- zkRollup (self-hosted) - An extremely interesting option! In this mode, users self-host the data for all the accounts they own. To enforce this, user confirmation signatures are required to make any changes – which means, you cannot send funds directly to another user. Instead, you will burn the funds and create a proof of this burn, which you can provide to your recipient via an off-chain channel. The recipient will then redeem them to their account. This might sound complicated, but it’s easy to construct a nice UI that will abstract away the technical complexities, making it practically indistinguishable from sending and receiving funds on Ethereum (it will automatically redeem all received assets the moment the user intends to spend funds, requiring no extra clicks). But here comes a miracle: a self-hosted zkRollup can be happy with as little as 5 bytes per user interaction that includes a batch of arbitrary many transactions! This makes sharded Ethereum infinitely scalable for any practical purposes in the zkRollup mode (i.e. 100% secure and censorship-resistant). This is a way to onboard every single person on Earth to Ethereum with zero security compromise. A great thing about this approach is also that it’s fully compatible with our zkEVM implementation, but can nonetheless offer privacy to the users. The implementation is non-trivial, so we expect it to come last among all the other options. At the same time, it’s simpler and much more powerful than alternative approaches like Adamantium.
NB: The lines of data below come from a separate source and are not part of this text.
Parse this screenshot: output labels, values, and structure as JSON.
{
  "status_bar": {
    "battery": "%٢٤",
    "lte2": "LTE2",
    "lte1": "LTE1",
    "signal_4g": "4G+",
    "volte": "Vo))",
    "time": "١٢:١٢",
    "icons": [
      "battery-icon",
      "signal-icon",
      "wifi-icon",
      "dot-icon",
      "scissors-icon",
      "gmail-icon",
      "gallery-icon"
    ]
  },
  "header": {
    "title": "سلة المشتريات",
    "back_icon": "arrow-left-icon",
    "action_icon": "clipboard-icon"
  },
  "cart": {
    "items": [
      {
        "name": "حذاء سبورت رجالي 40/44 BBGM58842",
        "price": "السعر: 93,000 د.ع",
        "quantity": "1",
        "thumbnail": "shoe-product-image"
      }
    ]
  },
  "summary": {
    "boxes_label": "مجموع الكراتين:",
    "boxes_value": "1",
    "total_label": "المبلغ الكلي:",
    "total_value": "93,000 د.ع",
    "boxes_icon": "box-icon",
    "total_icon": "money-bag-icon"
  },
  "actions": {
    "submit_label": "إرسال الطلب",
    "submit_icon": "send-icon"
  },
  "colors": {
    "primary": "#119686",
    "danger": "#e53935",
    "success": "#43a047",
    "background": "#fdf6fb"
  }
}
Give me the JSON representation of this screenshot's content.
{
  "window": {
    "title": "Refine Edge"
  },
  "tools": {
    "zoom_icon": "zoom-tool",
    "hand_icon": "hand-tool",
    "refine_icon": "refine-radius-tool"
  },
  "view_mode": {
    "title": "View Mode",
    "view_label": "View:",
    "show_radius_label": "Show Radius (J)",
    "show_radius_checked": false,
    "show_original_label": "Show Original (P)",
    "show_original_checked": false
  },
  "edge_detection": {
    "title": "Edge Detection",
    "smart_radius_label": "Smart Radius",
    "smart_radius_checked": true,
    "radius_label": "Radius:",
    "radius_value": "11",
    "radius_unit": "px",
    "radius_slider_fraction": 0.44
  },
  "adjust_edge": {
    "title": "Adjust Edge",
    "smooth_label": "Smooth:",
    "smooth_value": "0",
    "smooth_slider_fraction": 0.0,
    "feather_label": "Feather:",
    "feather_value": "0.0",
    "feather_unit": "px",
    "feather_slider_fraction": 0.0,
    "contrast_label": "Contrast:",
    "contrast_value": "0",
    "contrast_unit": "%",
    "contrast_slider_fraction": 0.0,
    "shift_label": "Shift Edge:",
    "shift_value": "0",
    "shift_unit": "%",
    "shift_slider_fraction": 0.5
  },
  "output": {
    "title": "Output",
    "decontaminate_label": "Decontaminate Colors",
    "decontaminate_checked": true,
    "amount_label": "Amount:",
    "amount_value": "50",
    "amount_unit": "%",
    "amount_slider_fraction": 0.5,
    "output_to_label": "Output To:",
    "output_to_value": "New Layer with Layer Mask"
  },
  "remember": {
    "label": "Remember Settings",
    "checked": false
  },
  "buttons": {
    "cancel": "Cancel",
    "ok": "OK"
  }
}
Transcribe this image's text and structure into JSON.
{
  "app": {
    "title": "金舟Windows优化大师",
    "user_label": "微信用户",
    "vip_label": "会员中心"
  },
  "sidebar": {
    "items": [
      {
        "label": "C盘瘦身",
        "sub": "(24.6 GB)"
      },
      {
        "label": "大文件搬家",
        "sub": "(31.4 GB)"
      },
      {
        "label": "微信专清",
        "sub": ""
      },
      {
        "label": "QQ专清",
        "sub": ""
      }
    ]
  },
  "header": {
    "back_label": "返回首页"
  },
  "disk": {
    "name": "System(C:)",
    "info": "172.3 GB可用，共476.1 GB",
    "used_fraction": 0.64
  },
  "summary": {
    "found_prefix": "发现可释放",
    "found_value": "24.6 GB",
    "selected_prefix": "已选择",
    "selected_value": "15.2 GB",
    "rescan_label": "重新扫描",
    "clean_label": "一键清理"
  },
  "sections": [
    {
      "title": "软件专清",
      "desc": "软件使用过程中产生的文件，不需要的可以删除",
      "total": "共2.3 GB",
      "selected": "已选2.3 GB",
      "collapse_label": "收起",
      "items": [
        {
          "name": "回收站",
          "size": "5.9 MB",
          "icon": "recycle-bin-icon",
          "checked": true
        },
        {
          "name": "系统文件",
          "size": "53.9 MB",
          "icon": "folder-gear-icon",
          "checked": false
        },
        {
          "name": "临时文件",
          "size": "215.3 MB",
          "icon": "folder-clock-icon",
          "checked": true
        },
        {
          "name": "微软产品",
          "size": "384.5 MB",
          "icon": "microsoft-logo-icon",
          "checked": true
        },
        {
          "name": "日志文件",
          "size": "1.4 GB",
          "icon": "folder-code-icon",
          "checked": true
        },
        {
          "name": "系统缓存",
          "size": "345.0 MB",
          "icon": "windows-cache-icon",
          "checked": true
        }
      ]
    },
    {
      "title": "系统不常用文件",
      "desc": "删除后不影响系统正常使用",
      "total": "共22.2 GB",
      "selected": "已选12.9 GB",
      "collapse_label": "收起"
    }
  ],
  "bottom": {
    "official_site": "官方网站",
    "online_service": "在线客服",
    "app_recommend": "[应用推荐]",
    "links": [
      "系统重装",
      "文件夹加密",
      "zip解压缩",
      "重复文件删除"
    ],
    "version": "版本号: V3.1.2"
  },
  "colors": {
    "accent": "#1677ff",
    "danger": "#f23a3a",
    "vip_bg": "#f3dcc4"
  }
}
Logical state partitions in ZK Porters
Each Hyperchain can have one or more logical partitions that are part of the same state but live in separate subtrees and enforce different data availability policies, which can however interoperate synchronously.
Synchronicity is important as it enables atomic transactions between partitions, unlocking several unique use cases:
- Transparently reading the state of another partition.
- Using flash loans between the partitions.
One prominent example of this is a combination of zkRollup + zkPorter (which will be part of the zkSync Era):
Hyperchains can add privacy in a number of ways:
- Validium. For a Hyperchain running in the validium mode, privacy to the outer world is achieved out of the box as long as the operator keeps the block data secret. This might be an interesting option for enterprise users.
- Privacy protocols. To implement user-level privacy, a specialized L3 protocol is required. Projects such as Aztec or Tornado can be implemented either directly on zkSync Era (taking advantage of account abstraction and cheap recursive ZKP verification on zkSync), or they can opt into standalone special-purpose Hyperchains for more flexibility.
- Self-hosted Rollups, based on user-maintained data availability and self-proved off-chain state transitions, will offer ultimate privacy and unlimited scalability in the long term.